Walt Whitman is a poet of contexts. His poetic practice was one of observing, absorbing, and then reflecting the world around him. Walt Whitman in Context provides brief, provocative explorations of thirty-eight different contexts - geographic, literary, cultural, and political - through which to engage Whitman's life and work. Written by distinguished scholars of Whitman and nineteenth-century American literature and culture, this collection synthesizes scholarly and historical sources and brings together new readings and original research.
Comprising more than 30 substantial essays written by leading scholars, this companion constitutes an exceptionally broad-ranging and in-depth guide to one of America's greatest poets. Makes the best and most up-to-date thinking on Whitman available to students Designed to make readers more aware of the social and cultural contexts of Whitman's work, and of the experimental nature of his writing Includes contributions devoted to specific poetry and prose works, a compact biography of the poet, and a bibliography
Few authors are so well suited to historical study as Whitman, who is widely considered America's greatest poet. This Guide combines contemporary cultural studies and historical scholarship to illuminate Whitman's diverse contexts. The essays explore dimensions of Whitman's dynamicrelationship to working-class politics, race and slavery, sexual mores, the visual arts, and the idea of democracy. The poet who emerges from this volume is no "solitary singer," distanced from his culture, but what he himself called "the age transfigured," fully enmeshed in his times and addressingissues that are still vital today.
The Cambridge History of American Poetry offers a comprehensive exploration of the development of American poetic traditions from their beginnings until the end of the twentieth century. Bringing together the insights of fifty distinguished scholars, this literary history emphasizes the complex roles that poetry has played in American cultural and intellectual life, detailing the variety of ways in which both public and private forms of poetry have met the needs of different communities at different times.
The Oxford Handbook of Nineteenth-Century American Literature is thus both critically incisive and sharply practical, inviting attention to how readers read, how critics critique, and how interpreters interpret. It offers forceful strategies for rethinking protest novels, women's writing, urban literature, slave narratives, and popular fiction, just to name a few of the wide array of topics and genres covered. This volume, rather than surveying established ideas in studies of nineteenth-century American literature, registers what is happening now and anticipates what will shape the field's future.

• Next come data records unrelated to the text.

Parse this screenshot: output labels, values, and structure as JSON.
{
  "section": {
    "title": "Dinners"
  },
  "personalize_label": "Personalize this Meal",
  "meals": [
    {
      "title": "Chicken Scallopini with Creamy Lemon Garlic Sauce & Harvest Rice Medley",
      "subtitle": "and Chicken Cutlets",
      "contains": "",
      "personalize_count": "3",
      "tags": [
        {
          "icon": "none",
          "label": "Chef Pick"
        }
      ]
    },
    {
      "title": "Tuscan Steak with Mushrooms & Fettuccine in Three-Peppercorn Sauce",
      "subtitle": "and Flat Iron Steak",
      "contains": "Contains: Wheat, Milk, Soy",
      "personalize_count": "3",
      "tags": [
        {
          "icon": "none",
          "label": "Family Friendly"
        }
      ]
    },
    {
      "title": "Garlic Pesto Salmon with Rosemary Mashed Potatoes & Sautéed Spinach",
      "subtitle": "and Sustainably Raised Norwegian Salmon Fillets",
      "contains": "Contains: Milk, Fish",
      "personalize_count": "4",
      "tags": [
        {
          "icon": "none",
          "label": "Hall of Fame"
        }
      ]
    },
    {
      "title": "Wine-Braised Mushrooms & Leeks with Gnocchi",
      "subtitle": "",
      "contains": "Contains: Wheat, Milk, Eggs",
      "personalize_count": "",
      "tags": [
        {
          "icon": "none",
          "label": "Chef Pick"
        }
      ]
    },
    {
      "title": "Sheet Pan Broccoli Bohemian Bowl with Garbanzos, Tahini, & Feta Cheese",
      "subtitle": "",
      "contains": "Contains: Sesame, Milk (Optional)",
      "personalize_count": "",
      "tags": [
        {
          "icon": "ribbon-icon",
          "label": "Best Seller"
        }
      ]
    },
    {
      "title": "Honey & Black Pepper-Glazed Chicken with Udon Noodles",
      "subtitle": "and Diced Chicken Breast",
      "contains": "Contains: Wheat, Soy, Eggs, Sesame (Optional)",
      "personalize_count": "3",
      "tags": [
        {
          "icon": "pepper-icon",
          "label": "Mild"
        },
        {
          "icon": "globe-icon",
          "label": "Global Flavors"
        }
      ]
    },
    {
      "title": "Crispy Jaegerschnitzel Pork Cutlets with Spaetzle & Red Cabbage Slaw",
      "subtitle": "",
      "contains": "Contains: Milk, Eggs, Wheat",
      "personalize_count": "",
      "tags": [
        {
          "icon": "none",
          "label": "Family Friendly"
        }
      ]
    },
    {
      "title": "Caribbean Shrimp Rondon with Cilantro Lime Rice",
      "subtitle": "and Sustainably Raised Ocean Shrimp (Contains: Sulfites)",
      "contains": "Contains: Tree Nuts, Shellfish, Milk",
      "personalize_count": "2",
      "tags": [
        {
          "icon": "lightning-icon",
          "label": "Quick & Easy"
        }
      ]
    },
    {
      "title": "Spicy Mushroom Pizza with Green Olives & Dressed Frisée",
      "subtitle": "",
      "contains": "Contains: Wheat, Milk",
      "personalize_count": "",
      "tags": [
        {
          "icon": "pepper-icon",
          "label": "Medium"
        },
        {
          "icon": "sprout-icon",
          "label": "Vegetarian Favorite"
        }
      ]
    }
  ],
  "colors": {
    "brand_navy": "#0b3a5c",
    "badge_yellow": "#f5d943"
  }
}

The Encyclopedia of American Cultural and Intellectual History surveys the richly layered dimensions of American life in a format that clarifies the many issues, ideas, movements and places that constitute the American experience. How is the West defined as a cultural region? What did the notions of "secession" and "union" mean to Americans living in the 1860s? How does Disney pervade and influence perceptions about America today? In more than 200 articles written by scholars and enriched with illustrations, boxed biographies and documentary excerpts from primary sources, American thought and culture is thoroughly explored. The Encyclopedia covers not only historic periods such as the Colonial era and the Reagan era, but also looks at cultural groups such as the working class and cultural institutions and forms such as the university and cinema.

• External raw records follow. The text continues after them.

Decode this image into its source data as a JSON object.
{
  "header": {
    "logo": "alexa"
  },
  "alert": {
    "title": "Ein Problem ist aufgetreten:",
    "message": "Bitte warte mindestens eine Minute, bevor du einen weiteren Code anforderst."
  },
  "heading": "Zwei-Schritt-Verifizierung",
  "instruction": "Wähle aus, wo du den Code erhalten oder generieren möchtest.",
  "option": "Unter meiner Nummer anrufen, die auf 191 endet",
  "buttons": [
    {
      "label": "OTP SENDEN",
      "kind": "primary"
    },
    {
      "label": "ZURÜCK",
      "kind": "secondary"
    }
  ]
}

Over twenty-nine chapters, this handbook illustrates how women's and gender history can shape how we view the past, looking at how gender influenced people's lives as they participated in migration, colonialism, trade, warfare, artistic production, and community building. Theoretically cutting edge,each chapter is alive with colorful historical characters, from young Chicanas transforming urban culture, to free women of color forging abolitionist doctrines, Asian migrant women defending the legitimacy of their marriages, and transwomen fleeing incarceration.

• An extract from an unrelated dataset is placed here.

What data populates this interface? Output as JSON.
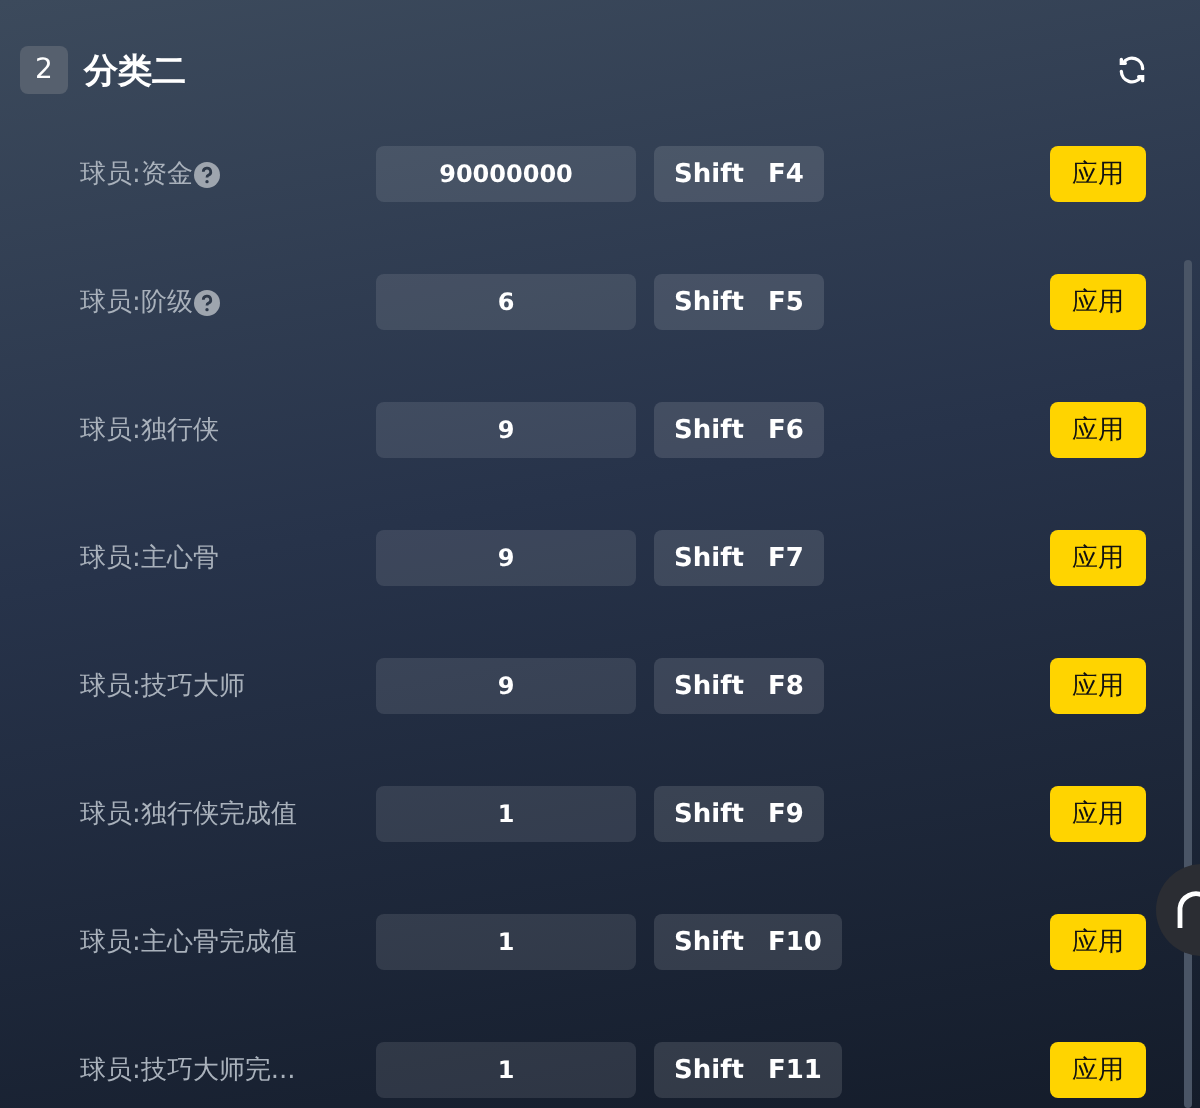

The essays, which feature academic scholars and poets alike, address questions of literary history, the textual interplay between author and narrator, and race and poetic influence. The volume as a whole reveals the mutual engagement with a matrix of shared ideas, contradictions, and languages to expose how Whitman influenced African American literary production as well as how African American Studies brings to bear new questions and concerns for evaluating Whitman.
Volume 3 of A History of the Book in America narrates the emergence of a national book trade in the nineteenth century, as changes in manufacturing, distribution, and publishing conditioned, and were conditioned by, the evolving practices of authors and readers. Chapters trace the ascent of the "industrial book--a manufactured product arising from the gradual adoption of new printing, binding, and illustration technologies and encompassing the profusion of nineteenth-century printed materials--which relied on nationwide networks of financing, transportation, and communication. In tandem with increasing educational opportunities and rising literacy rates, the industrial book encouraged new sites of reading; gave voice to diverse communities of interest through periodicals, broadsides, pamphlets, and other printed forms; and played a vital role in the development of American culture.
In Gotham, Edwin G. Burrows and Mike Wallace have produced a monumental work of history, one that ranges from the Indian tribes that settled in and around the island of Manna-hata, to the consolidation of the five boroughs into Greater New York in 1898. It is an epic narrative, a story as vast and as varied as the city it chronicles, and it underscores that the history of New York is the story of our nation.